Rio Brazil travel

Yeah, we know. The news items next to the word “Brazil” and “travel” this year have not exactly been flattering. But sometimes the best travel opportunities come out of perceptions of trouble, so let’s talk about the positives for a moment.

First though, we don’t mean to make light of the Zika virus situation. If you are pregnant or planning to be soon, you have a valid reason to stay away for awhile. Otherwise, treat this new mosquito threat for what it is: something far less dangerous than malaria, yellow fever, or dengue fever.

A Great Exchange Rate in Brazil

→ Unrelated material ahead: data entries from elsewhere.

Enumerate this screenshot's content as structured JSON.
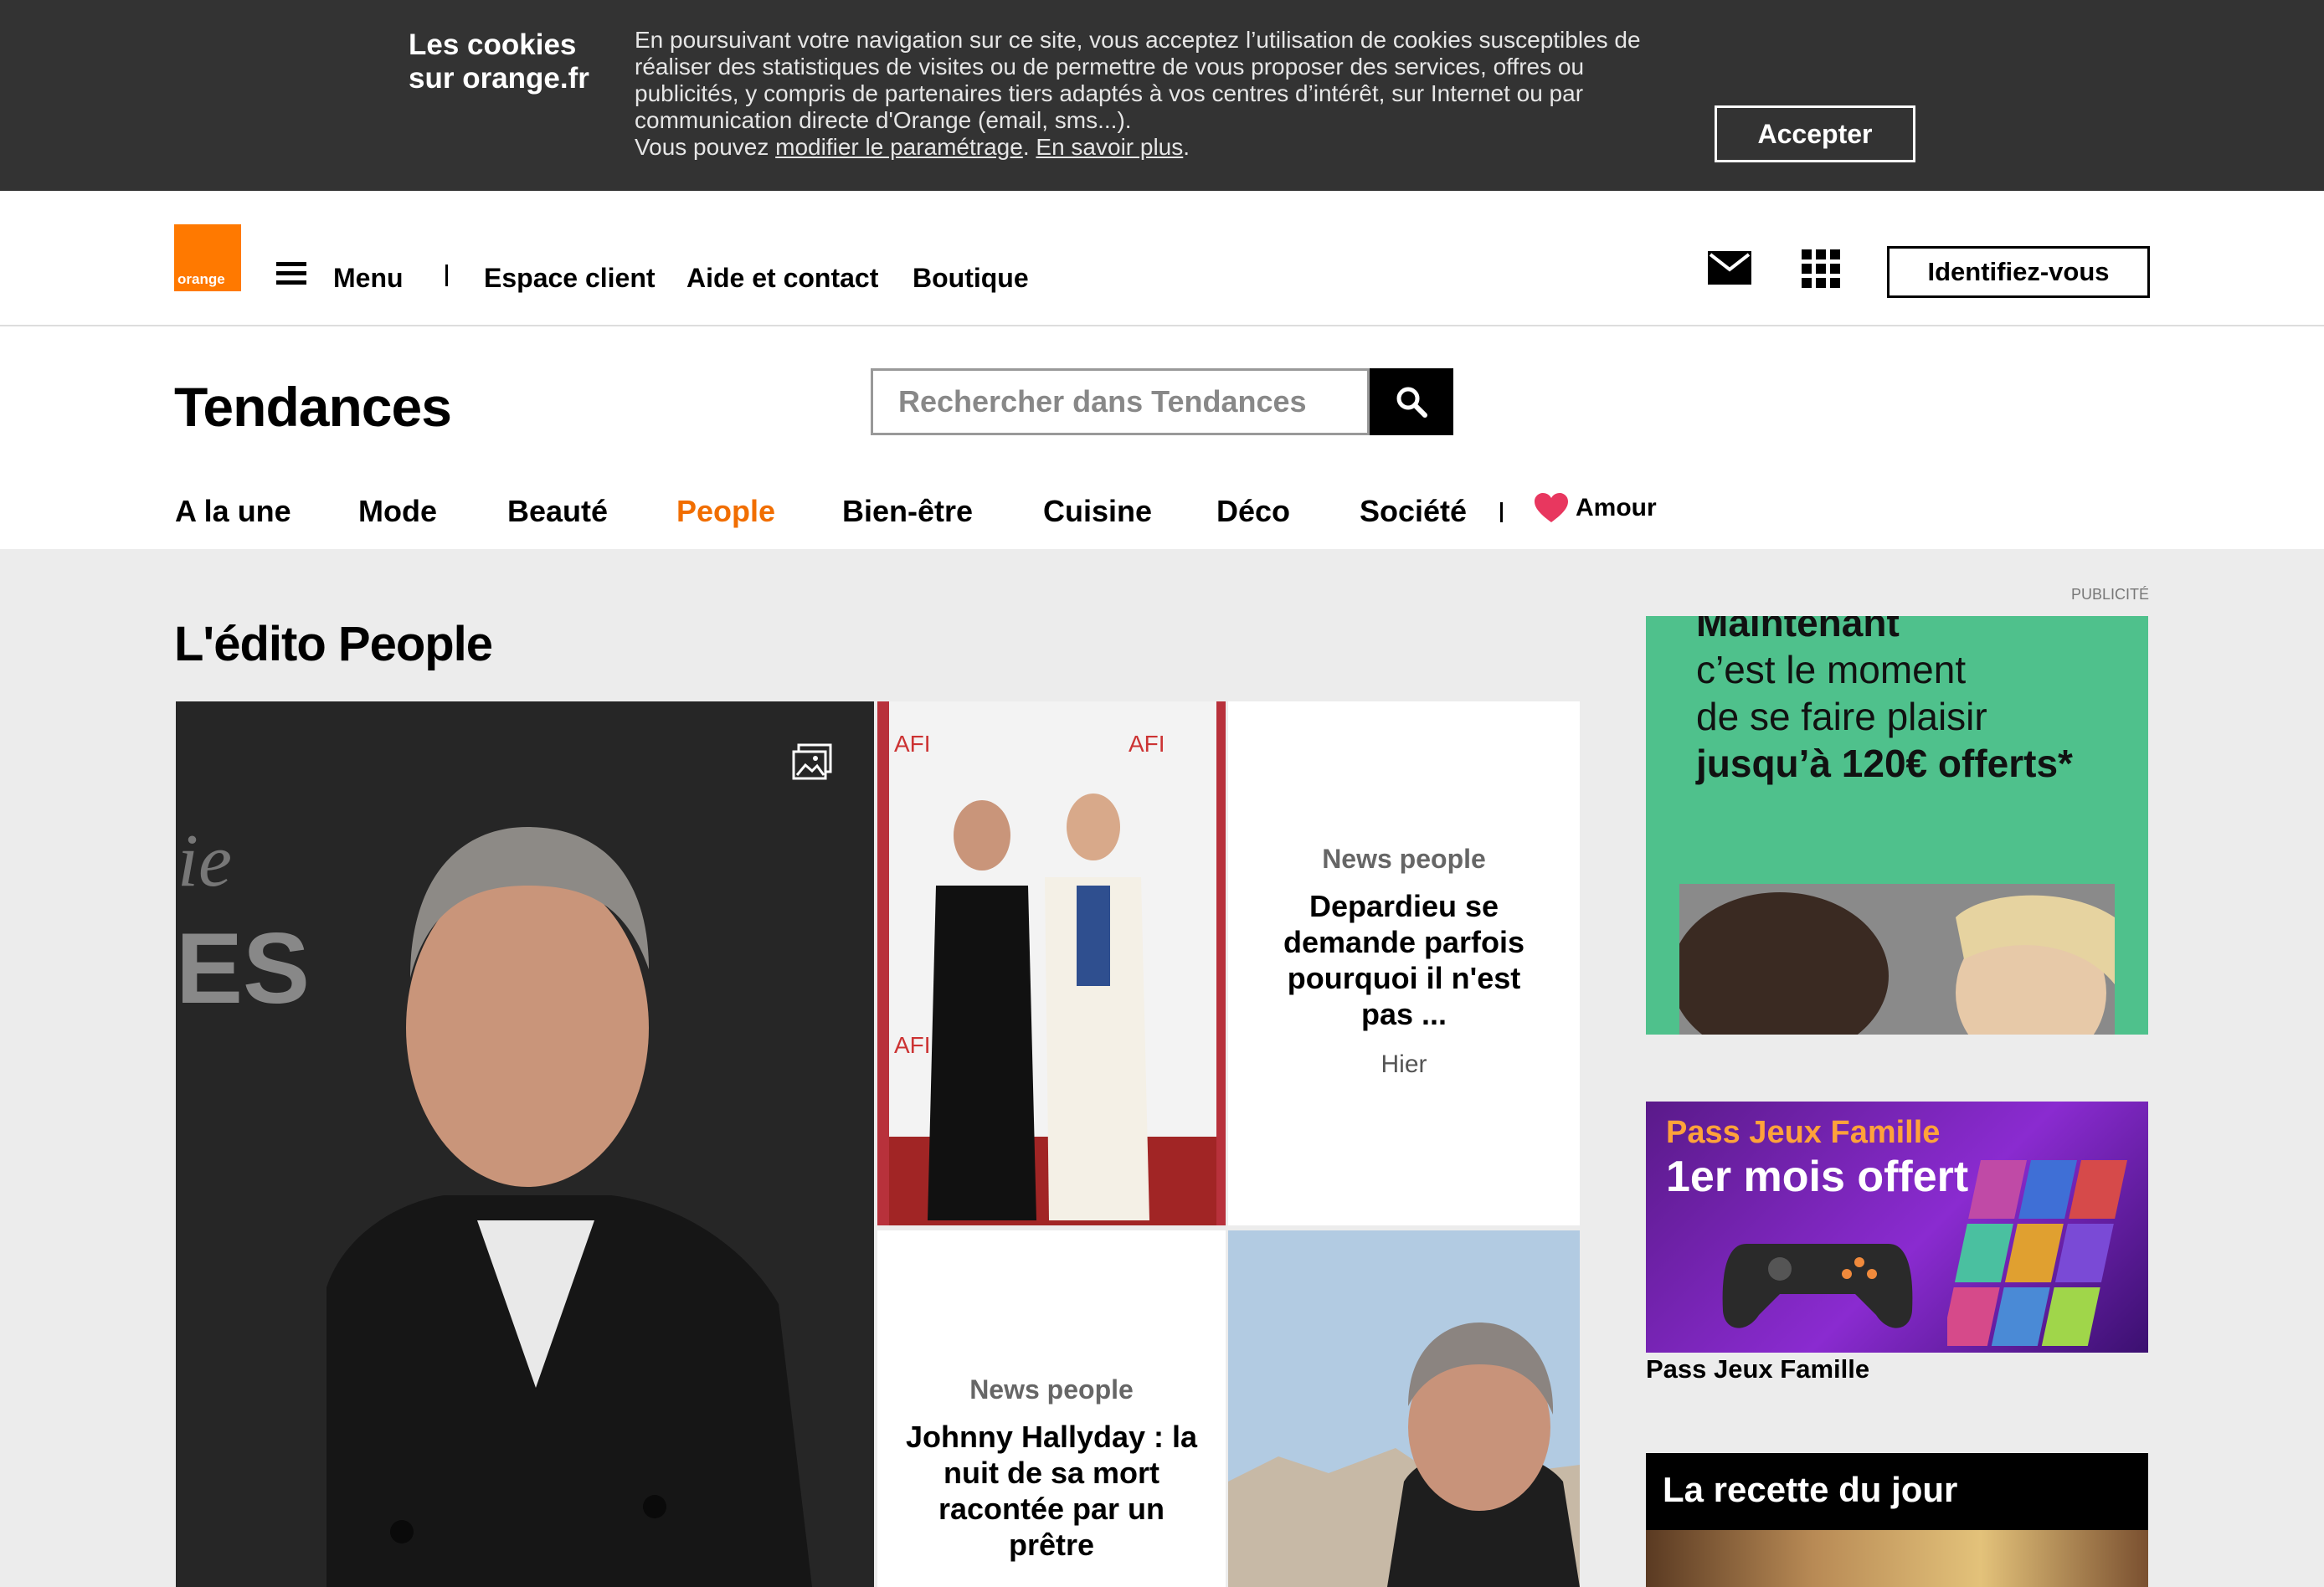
{
  "cookie_banner": {
    "title": "Les cookies sur orange.fr",
    "text": "En poursuivant votre navigation sur ce site, vous acceptez l’utilisation de cookies susceptibles de réaliser des statistiques de visites ou de permettre de vous proposer des services, offres ou publicités, y compris de partenaires tiers adaptés à vos centres d’intérêt, sur Internet ou par communication directe d'Orange (email, sms...).",
    "text_prefix": "Vous pouvez",
    "link_settings": "modifier le paramétrage",
    "link_more": "En savoir plus",
    "accept_label": "Accepter"
  },
  "header": {
    "logo_text": "orange",
    "menu_label": "Menu",
    "links": [
      "Espace client",
      "Aide et contact",
      "Boutique"
    ],
    "login_label": "Identifiez-vous"
  },
  "section": {
    "title": "Tendances",
    "search_placeholder": "Rechercher dans Tendances",
    "categories": [
      "A la une",
      "Mode",
      "Beauté",
      "People",
      "Bien-être",
      "Cuisine",
      "Déco",
      "Société"
    ],
    "active_category": "People",
    "amour_label": "Amour"
  },
  "main": {
    "edito_title": "L'édito People",
    "cards": [
      {
        "category": "News people",
        "title": "Depardieu se demande parfois pourquoi il n'est pas ...",
        "time": "Hier"
      },
      {
        "category": "News people",
        "title": "Johnny Hallyday : la nuit de sa mort racontée par un prêtre"
      }
    ]
  },
  "sidebar": {
    "pub_label": "PUBLICITÉ",
    "ad1_lines": [
      "Maintenant",
      "c’est le moment",
      "de se faire plaisir",
      "jusqu’à 120€ offerts*"
    ],
    "ad2_title": "Pass Jeux Famille",
    "ad2_offer": "1er mois offert",
    "ad2_caption": "Pass Jeux Famille",
    "recipe_title": "La recette du jour"
  },
  "colors": {
    "orange": "#ff7900",
    "active": "#f16e00",
    "banner": "#333333"
  }
}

Brazil’s exchange rate has been more like a roller coaster than a soft beach wave for the past two decades. After cresting a few years ago it’s now near a record low for that period. For a while there Brazil was the most expensive country south of Mexico, so this doesn’t mean it has suddenly turned into a bargain. It does mean, however, that you won’t be looking at New York or London prices when you go out to eat or drink.

After trading at below 2 to the U.S. dollar most of this decade, you can expect to get between 3 and 3.2 Brazilian reals for your dollar this summer.

No Reciprocal Visa Fee This Summer

Many Americans have avoided Brazil for ages because of the hefty reciprocal visa fee. Basically the country has charged visitors whatever they charge Brazilians to enter, so countries that made it difficult for Brazilians to enter got penalized. While this is understandable to a point, the aggressive counter-measures often hurt the penalizing country more than the penalized one since tourists just went elsewhere instead. Chile dropped this practice two years ago, Argentina dropped it more recently, and Brazil has now suspended it for the period around the Olympic Games.

Given the major political struggles in the country, we don’t expect this logical step to roll over permanently, so take advantage of it now and save more than $600 on the price of stepping off a plane in Rio for a family of four.

There are Still Tickets for the Olympics!

Usually when a developed country is hosting the Olympic games, tickets are bought up by corporate sponsors and VIPs years in advance and it’s next to impossible to catch Michael Phelps in the pool or see the finals in the gymnastics floor performances. This year is different. Because of Zika scares and troubles in Brazil on the political and economic fronts, you can still get in and have plenty of events to choose from. As of yesterday 30% of the event tickets were still available. Go here to purchase.

We can’t promise you smooth sailing when it comes to accommodation though. Rio has been a baffling city since we first launched Luxury Latin America. While every other major tourist city in South America has exploded with hotel options, Rio remains mired in bureaucracy and half-baked developments. So there are very few luxury hotels in Rio and they’ve often booked solid. Your best bet is to put your faith in the hands of a local who can find options in the nooks and crannies. Check out See You in Brazil for your time in Rio and then some time in a less crowded place elsewhere in the country.